Ernst & Young ordered to pay $2 million for violating the SEC's auditor independence rules due to its consulting and software licensing relationship with PeopleSoft.
The U.S. Securities and Exchange Commission has sanctioned Big Four accounting firm Ernst & Young LLP, saying it had an improper business relationship with enterprise software maker PeopleSoft Inc.
The commission on Friday issued a decision that bars E&Y from accepting new audit clients for six months, requires the firm to hire an independent advisor to review its own rules on maintaining auditor independence and orders E&Y to stop violating specified SEC rules around auditor independence.
E&Y also was ordered to turn over to the commission nearly $1.7 million it received from PeopleSoft for audit services, plus an additional $729,000 in interest.

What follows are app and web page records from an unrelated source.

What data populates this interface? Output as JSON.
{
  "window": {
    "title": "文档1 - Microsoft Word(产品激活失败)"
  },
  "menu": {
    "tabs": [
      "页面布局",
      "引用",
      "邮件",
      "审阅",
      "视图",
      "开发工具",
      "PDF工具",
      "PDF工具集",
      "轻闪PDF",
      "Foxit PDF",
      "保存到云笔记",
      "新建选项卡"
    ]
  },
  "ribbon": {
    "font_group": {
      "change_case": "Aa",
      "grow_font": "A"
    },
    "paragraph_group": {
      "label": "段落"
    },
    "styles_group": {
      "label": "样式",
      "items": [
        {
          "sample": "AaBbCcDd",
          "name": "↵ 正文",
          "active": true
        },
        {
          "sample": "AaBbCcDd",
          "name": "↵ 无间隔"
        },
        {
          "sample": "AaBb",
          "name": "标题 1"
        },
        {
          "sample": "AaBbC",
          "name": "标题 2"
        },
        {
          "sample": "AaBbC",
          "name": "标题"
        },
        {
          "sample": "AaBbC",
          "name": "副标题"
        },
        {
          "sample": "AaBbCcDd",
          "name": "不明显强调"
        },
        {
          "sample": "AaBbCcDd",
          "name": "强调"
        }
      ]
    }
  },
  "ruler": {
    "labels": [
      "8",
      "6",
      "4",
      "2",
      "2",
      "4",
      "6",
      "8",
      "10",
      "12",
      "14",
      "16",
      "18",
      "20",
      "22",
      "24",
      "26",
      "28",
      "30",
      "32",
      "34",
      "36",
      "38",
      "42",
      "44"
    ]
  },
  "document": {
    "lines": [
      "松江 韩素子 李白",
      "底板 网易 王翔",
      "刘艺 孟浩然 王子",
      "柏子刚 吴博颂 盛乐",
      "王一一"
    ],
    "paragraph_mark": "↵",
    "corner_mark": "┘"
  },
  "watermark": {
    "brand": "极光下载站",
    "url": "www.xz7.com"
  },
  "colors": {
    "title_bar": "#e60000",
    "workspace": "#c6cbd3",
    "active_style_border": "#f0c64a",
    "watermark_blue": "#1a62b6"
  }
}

Between 1994 and 1999 while auditing PeopleSofts books, E&Y earned $425 million in consulting fees for implementing PeopleSoft applications, the SEC reported. At the same time, E&Y developed and sold an application called E&Y/GEMS (Global Expatriate Management System) for PeopleSoft, which included some source code from PeopleSoft, and paid PeopleSoft a royalty for every copy it sold.
The overlap between E&Ys work as an auditor and its close business relationship with the company tarnished at least the appearance of E&Ys independence as an auditor, the SEC said. For instance, the two companies jointly marketed the E&Y implementation services, shared customer information and customer leads, endorsed each others products or services and share links to each others Web sites.
In a decision signed by Chief Administrative Law Judge Brenda P. Murray, the SEC took E&Y to task for letting its consulting business interfere with the independence of its auditing business.
"Despite EYs strong denials, the evidence shows that the firm paid only perfunctory attention to the rules on auditor independence in business dealings with a client, and that EY reliance on a culture of consulting to achieve compliance with the rules on auditor independence was a sham," the decision said.
As the result of widespread reporting of similar conflicts throughout the industry, most big accounting firms have sold off their consulting arms. E&Y sold its consulting practice to Cap Gemini Group S.A. in 2000.